*** Provided records ***
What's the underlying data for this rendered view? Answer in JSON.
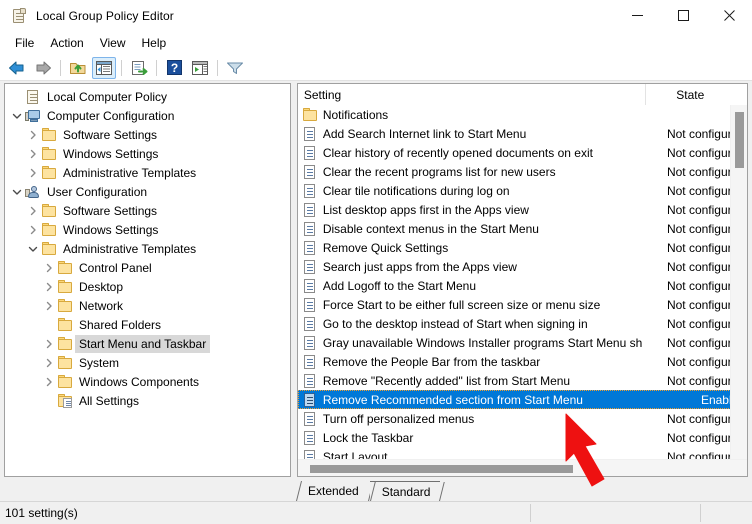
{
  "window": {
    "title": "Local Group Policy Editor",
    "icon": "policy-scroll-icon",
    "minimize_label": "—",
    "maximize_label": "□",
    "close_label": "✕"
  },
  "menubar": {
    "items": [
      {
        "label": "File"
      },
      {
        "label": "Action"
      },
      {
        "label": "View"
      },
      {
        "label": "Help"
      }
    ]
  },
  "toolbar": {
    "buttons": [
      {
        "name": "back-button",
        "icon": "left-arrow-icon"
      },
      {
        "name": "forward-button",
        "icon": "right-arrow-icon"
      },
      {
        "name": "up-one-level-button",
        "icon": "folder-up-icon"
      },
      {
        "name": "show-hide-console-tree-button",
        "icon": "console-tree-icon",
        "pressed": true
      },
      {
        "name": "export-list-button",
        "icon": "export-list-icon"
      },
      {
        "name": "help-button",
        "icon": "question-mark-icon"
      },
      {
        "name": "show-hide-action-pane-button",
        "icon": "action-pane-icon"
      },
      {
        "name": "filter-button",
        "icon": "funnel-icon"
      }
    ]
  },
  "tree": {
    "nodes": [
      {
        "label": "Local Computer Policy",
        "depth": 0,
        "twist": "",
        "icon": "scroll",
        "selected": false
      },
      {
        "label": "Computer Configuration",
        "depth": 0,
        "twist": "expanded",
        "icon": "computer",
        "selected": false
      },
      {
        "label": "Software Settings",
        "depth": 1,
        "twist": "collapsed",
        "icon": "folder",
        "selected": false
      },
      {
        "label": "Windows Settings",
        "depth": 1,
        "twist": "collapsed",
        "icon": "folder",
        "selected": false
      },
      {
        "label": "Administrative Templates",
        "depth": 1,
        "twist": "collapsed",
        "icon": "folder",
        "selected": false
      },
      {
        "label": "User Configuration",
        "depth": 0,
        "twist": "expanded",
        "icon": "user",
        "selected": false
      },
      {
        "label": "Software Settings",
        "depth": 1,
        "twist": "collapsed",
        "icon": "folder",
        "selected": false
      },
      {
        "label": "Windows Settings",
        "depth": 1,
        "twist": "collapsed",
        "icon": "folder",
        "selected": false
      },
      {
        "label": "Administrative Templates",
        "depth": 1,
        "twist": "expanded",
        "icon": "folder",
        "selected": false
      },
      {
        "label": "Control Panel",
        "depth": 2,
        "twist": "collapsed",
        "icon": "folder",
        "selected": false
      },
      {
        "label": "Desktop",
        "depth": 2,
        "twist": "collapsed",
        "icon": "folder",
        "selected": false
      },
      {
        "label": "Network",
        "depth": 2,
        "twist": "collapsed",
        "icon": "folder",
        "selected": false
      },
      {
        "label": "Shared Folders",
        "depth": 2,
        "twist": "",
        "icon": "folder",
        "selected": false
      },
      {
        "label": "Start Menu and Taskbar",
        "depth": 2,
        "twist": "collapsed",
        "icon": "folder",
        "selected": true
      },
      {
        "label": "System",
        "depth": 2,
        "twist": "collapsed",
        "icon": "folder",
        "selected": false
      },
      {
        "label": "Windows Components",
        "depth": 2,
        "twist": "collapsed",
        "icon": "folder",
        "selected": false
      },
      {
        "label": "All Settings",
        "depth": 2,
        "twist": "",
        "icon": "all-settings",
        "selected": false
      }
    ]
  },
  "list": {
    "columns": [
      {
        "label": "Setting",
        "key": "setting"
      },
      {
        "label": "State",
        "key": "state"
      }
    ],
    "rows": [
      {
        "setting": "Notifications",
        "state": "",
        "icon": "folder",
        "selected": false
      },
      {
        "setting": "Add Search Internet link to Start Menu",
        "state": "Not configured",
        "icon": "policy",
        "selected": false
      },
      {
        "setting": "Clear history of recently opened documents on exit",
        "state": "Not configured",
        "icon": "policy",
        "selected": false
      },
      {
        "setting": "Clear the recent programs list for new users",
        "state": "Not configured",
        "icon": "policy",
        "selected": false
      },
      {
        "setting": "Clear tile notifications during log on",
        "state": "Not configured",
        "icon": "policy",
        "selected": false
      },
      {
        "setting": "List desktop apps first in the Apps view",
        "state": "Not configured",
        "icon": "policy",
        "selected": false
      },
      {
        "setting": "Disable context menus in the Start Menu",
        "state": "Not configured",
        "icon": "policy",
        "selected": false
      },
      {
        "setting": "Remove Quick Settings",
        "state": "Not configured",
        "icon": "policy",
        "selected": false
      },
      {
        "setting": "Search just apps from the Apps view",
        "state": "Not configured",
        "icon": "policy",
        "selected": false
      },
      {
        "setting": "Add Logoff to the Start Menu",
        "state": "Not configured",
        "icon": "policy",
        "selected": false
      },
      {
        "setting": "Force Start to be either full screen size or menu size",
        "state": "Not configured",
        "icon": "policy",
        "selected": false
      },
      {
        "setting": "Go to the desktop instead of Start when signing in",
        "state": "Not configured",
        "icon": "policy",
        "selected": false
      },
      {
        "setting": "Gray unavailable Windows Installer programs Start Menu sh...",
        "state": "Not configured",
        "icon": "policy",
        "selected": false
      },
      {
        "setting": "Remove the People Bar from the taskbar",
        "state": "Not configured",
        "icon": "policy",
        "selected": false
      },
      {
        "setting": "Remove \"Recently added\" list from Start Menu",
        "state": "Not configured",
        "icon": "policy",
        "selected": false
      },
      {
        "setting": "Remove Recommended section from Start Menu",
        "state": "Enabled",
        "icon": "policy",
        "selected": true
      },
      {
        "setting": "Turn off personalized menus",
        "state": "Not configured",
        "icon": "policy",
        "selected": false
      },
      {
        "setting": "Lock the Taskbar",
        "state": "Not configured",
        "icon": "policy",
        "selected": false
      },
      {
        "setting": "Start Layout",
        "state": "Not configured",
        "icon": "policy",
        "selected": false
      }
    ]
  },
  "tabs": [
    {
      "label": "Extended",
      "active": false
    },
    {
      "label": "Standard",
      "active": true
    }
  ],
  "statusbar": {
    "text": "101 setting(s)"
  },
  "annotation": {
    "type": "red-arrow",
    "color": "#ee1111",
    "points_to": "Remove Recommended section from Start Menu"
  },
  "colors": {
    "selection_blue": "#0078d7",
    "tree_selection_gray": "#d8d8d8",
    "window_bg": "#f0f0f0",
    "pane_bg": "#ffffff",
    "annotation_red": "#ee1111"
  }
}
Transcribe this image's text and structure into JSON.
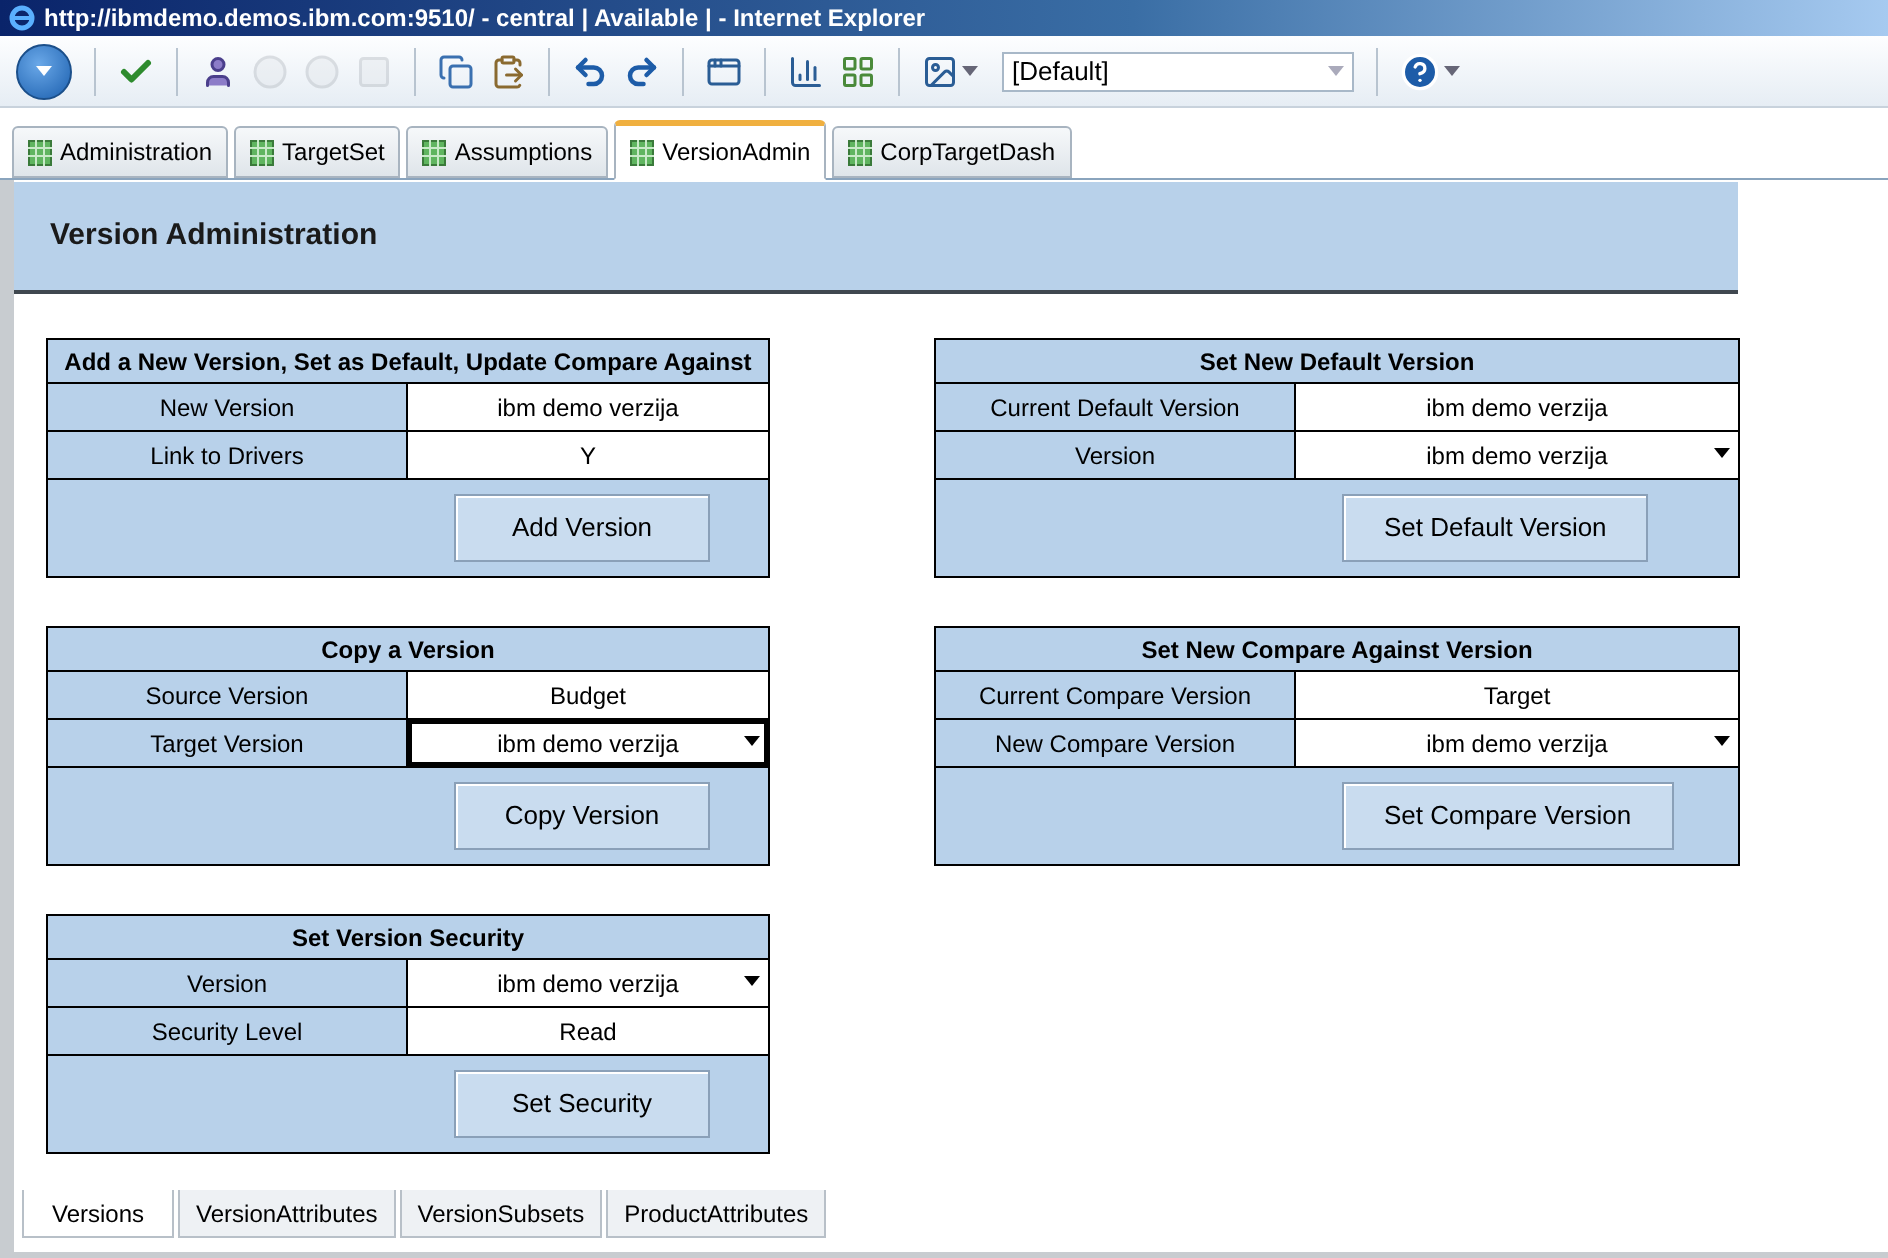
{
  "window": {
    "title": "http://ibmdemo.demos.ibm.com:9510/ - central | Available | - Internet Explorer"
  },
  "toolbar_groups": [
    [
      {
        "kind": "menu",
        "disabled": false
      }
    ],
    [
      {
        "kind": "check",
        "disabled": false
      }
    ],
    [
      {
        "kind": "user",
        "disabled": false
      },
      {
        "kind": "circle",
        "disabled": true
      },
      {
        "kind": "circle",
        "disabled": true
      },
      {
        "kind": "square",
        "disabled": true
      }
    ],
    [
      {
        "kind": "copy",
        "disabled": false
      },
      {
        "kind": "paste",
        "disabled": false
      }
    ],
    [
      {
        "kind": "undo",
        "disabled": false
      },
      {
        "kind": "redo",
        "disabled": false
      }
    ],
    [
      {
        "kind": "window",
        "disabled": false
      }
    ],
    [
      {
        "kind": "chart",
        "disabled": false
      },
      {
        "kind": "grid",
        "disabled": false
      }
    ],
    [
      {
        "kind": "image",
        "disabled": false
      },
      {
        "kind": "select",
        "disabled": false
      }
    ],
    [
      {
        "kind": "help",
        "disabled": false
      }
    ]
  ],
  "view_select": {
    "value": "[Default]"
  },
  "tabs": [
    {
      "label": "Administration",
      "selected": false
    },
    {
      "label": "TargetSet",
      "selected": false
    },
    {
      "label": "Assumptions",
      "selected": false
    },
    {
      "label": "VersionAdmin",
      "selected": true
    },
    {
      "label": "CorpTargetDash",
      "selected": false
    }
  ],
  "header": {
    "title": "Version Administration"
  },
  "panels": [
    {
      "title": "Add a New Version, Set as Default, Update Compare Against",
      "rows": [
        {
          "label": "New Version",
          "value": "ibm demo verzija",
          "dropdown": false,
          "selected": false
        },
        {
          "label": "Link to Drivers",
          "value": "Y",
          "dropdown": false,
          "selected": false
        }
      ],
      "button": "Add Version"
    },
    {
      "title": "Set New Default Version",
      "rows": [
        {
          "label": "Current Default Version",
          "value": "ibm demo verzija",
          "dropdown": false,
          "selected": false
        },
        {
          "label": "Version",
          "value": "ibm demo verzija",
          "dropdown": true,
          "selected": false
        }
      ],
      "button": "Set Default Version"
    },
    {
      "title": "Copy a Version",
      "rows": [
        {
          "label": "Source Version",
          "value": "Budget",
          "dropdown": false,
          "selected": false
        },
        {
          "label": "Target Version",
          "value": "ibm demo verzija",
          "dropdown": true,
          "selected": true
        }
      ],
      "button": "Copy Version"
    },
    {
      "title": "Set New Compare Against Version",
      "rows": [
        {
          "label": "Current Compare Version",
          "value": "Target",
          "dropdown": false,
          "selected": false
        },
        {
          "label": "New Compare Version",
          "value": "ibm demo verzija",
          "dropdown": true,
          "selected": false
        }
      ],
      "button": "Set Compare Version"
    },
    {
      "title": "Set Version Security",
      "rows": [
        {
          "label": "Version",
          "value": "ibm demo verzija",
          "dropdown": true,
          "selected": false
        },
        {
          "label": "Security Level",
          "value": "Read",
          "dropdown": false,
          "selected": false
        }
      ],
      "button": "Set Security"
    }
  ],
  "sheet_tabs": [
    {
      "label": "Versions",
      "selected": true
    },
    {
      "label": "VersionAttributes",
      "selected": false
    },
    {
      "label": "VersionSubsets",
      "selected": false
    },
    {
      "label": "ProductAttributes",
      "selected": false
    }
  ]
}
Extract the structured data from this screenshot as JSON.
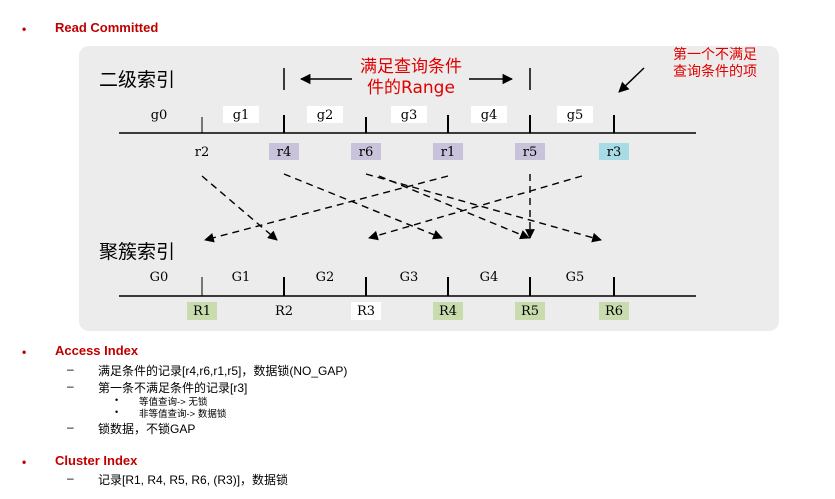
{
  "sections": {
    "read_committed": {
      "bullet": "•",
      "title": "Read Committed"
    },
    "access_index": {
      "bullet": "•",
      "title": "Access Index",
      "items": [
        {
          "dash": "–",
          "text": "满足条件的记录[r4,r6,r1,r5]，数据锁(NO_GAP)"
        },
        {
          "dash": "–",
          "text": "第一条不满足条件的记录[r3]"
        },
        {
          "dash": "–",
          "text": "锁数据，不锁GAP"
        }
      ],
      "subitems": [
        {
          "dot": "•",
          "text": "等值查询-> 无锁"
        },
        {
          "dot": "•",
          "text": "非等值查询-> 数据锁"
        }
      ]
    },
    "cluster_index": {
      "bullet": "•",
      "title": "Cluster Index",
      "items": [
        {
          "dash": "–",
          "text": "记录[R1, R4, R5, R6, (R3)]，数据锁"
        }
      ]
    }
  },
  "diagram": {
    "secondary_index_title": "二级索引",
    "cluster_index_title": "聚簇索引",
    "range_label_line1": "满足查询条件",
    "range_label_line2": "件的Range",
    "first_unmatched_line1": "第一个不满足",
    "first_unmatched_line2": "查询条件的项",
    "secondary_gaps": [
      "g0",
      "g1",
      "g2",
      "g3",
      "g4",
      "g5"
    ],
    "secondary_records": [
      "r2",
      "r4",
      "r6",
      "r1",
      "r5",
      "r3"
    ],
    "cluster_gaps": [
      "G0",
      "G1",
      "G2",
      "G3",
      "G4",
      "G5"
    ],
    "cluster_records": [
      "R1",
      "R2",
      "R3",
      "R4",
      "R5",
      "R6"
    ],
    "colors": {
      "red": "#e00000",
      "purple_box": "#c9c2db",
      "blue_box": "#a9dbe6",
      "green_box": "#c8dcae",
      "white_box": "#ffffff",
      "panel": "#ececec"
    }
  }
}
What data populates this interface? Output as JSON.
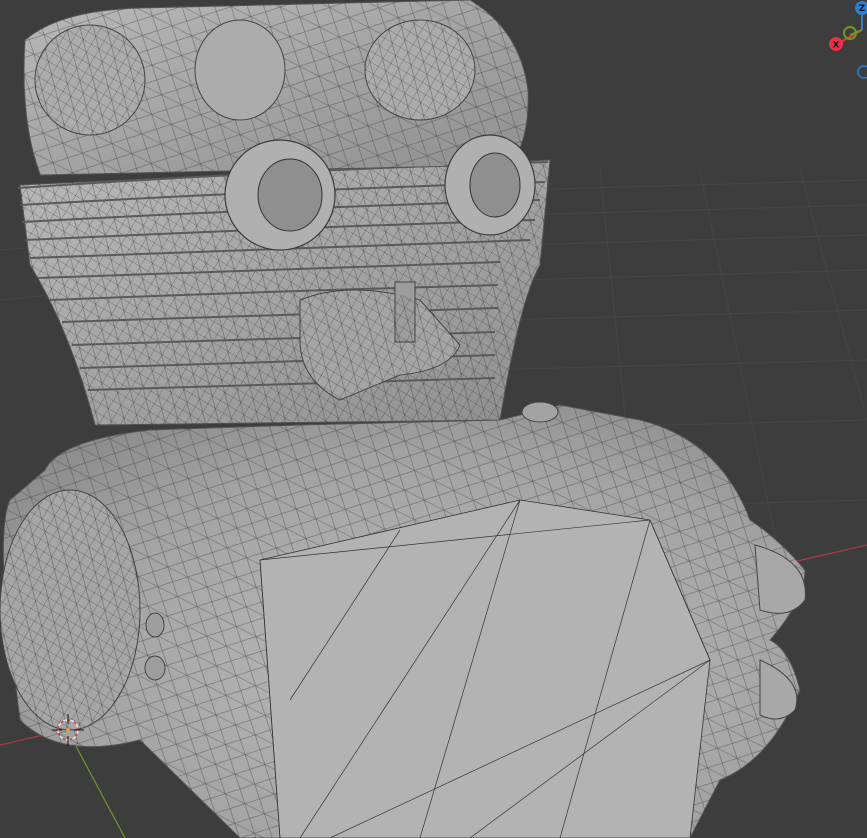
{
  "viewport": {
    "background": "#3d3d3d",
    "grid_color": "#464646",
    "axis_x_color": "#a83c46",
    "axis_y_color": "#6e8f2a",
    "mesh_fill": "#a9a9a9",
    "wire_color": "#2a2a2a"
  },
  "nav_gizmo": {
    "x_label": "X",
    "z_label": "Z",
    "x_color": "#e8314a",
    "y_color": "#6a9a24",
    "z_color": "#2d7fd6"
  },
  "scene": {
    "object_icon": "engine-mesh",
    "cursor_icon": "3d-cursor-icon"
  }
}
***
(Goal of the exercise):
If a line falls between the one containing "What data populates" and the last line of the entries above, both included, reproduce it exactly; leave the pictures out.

(Solution to the exercise):
What data populates this interface? Output as JSON.
{
  "viewport": {
    "background": "#3d3d3d",
    "grid_color": "#464646",
    "axis_x_color": "#a83c46",
    "axis_y_color": "#6e8f2a",
    "mesh_fill": "#a9a9a9",
    "wire_color": "#2a2a2a"
  },
  "nav_gizmo": {
    "x_label": "X",
    "z_label": "Z",
    "x_color": "#e8314a",
    "y_color": "#6a9a24",
    "z_color": "#2d7fd6"
  },
  "scene": {
    "object_icon": "engine-mesh",
    "cursor_icon": "3d-cursor-icon"
  }
}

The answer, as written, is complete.